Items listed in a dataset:
----------

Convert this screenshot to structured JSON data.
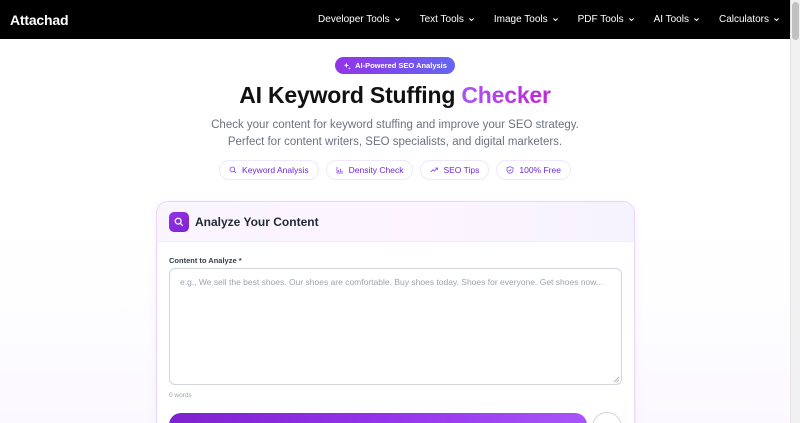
{
  "brand": {
    "logo": "Attachad"
  },
  "nav": {
    "items": [
      {
        "label": "Developer Tools"
      },
      {
        "label": "Text Tools"
      },
      {
        "label": "Image Tools"
      },
      {
        "label": "PDF Tools"
      },
      {
        "label": "AI Tools"
      },
      {
        "label": "Calculators"
      }
    ]
  },
  "hero": {
    "badge": "AI-Powered SEO Analysis",
    "title_main": "AI Keyword Stuffing ",
    "title_accent": "Checker",
    "subtitle_line1": "Check your content for keyword stuffing and improve your SEO strategy.",
    "subtitle_line2": "Perfect for content writers, SEO specialists, and digital marketers.",
    "pills": [
      {
        "label": "Keyword Analysis",
        "icon": "search-icon"
      },
      {
        "label": "Density Check",
        "icon": "bar-chart-icon"
      },
      {
        "label": "SEO Tips",
        "icon": "trending-up-icon"
      },
      {
        "label": "100% Free",
        "icon": "shield-check-icon"
      }
    ]
  },
  "analyzer": {
    "title": "Analyze Your Content",
    "content_label": "Content to Analyze *",
    "content_value": "",
    "content_placeholder": "e.g., We sell the best shoes. Our shoes are comfortable. Buy shoes today. Shoes for everyone. Get shoes now...",
    "word_count": "0 words"
  },
  "colors": {
    "accent_purple": "#9333ea",
    "accent_indigo": "#6366f1",
    "nav_bg": "#000000"
  }
}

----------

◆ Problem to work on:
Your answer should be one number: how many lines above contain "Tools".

◆ Solution for this task:
5